━━ ENTRIES SHOWN ━━
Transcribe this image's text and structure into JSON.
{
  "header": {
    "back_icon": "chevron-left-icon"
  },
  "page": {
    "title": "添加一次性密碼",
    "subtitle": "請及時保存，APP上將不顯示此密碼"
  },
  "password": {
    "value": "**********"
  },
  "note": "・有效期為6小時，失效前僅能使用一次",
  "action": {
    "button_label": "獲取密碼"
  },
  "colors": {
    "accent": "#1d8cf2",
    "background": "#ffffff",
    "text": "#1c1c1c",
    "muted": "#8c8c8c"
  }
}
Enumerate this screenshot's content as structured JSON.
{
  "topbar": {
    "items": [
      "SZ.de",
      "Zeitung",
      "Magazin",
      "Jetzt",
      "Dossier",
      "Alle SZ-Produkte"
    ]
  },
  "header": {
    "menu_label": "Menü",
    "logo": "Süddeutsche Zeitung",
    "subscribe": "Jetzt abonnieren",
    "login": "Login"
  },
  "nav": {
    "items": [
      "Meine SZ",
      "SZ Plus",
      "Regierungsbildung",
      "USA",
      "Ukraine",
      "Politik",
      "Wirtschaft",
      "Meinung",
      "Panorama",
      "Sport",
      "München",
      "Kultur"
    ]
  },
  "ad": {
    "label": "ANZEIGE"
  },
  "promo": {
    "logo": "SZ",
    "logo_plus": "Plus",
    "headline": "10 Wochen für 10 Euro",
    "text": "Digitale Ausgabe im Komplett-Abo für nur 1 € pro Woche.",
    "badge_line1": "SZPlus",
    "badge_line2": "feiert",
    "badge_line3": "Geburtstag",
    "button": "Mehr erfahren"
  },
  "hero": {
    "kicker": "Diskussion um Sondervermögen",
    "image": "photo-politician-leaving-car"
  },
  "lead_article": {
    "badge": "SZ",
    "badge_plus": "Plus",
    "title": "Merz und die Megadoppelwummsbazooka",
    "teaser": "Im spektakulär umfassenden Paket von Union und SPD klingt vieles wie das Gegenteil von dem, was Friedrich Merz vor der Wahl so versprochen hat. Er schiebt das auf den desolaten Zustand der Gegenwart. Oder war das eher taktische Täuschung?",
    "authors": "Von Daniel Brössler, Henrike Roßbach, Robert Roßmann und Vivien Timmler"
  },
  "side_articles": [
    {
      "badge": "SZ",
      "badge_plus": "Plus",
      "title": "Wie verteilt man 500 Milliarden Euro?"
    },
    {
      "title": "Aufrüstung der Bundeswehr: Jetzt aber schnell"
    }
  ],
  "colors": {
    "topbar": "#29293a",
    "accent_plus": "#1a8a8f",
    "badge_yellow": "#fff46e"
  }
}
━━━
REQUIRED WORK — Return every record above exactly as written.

EXERCISE OUTPUT —
Transcribe this image's text and structure into JSON.
{
  "header": {
    "back_icon": "chevron-left-icon"
  },
  "page": {
    "title": "添加一次性密碼",
    "subtitle": "請及時保存，APP上將不顯示此密碼"
  },
  "password": {
    "value": "**********"
  },
  "note": "・有效期為6小時，失效前僅能使用一次",
  "action": {
    "button_label": "獲取密碼"
  },
  "colors": {
    "accent": "#1d8cf2",
    "background": "#ffffff",
    "text": "#1c1c1c",
    "muted": "#8c8c8c"
  }
}
Enumerate this screenshot's content as structured JSON.
{
  "topbar": {
    "items": [
      "SZ.de",
      "Zeitung",
      "Magazin",
      "Jetzt",
      "Dossier",
      "Alle SZ-Produkte"
    ]
  },
  "header": {
    "menu_label": "Menü",
    "logo": "Süddeutsche Zeitung",
    "subscribe": "Jetzt abonnieren",
    "login": "Login"
  },
  "nav": {
    "items": [
      "Meine SZ",
      "SZ Plus",
      "Regierungsbildung",
      "USA",
      "Ukraine",
      "Politik",
      "Wirtschaft",
      "Meinung",
      "Panorama",
      "Sport",
      "München",
      "Kultur"
    ]
  },
  "ad": {
    "label": "ANZEIGE"
  },
  "promo": {
    "logo": "SZ",
    "logo_plus": "Plus",
    "headline": "10 Wochen für 10 Euro",
    "text": "Digitale Ausgabe im Komplett-Abo für nur 1 € pro Woche.",
    "badge_line1": "SZPlus",
    "badge_line2": "feiert",
    "badge_line3": "Geburtstag",
    "button": "Mehr erfahren"
  },
  "hero": {
    "kicker": "Diskussion um Sondervermögen",
    "image": "photo-politician-leaving-car"
  },
  "lead_article": {
    "badge": "SZ",
    "badge_plus": "Plus",
    "title": "Merz und die Megadoppelwummsbazooka",
    "teaser": "Im spektakulär umfassenden Paket von Union und SPD klingt vieles wie das Gegenteil von dem, was Friedrich Merz vor der Wahl so versprochen hat. Er schiebt das auf den desolaten Zustand der Gegenwart. Oder war das eher taktische Täuschung?",
    "authors": "Von Daniel Brössler, Henrike Roßbach, Robert Roßmann und Vivien Timmler"
  },
  "side_articles": [
    {
      "badge": "SZ",
      "badge_plus": "Plus",
      "title": "Wie verteilt man 500 Milliarden Euro?"
    },
    {
      "title": "Aufrüstung der Bundeswehr: Jetzt aber schnell"
    }
  ],
  "colors": {
    "topbar": "#29293a",
    "accent_plus": "#1a8a8f",
    "badge_yellow": "#fff46e"
  }
}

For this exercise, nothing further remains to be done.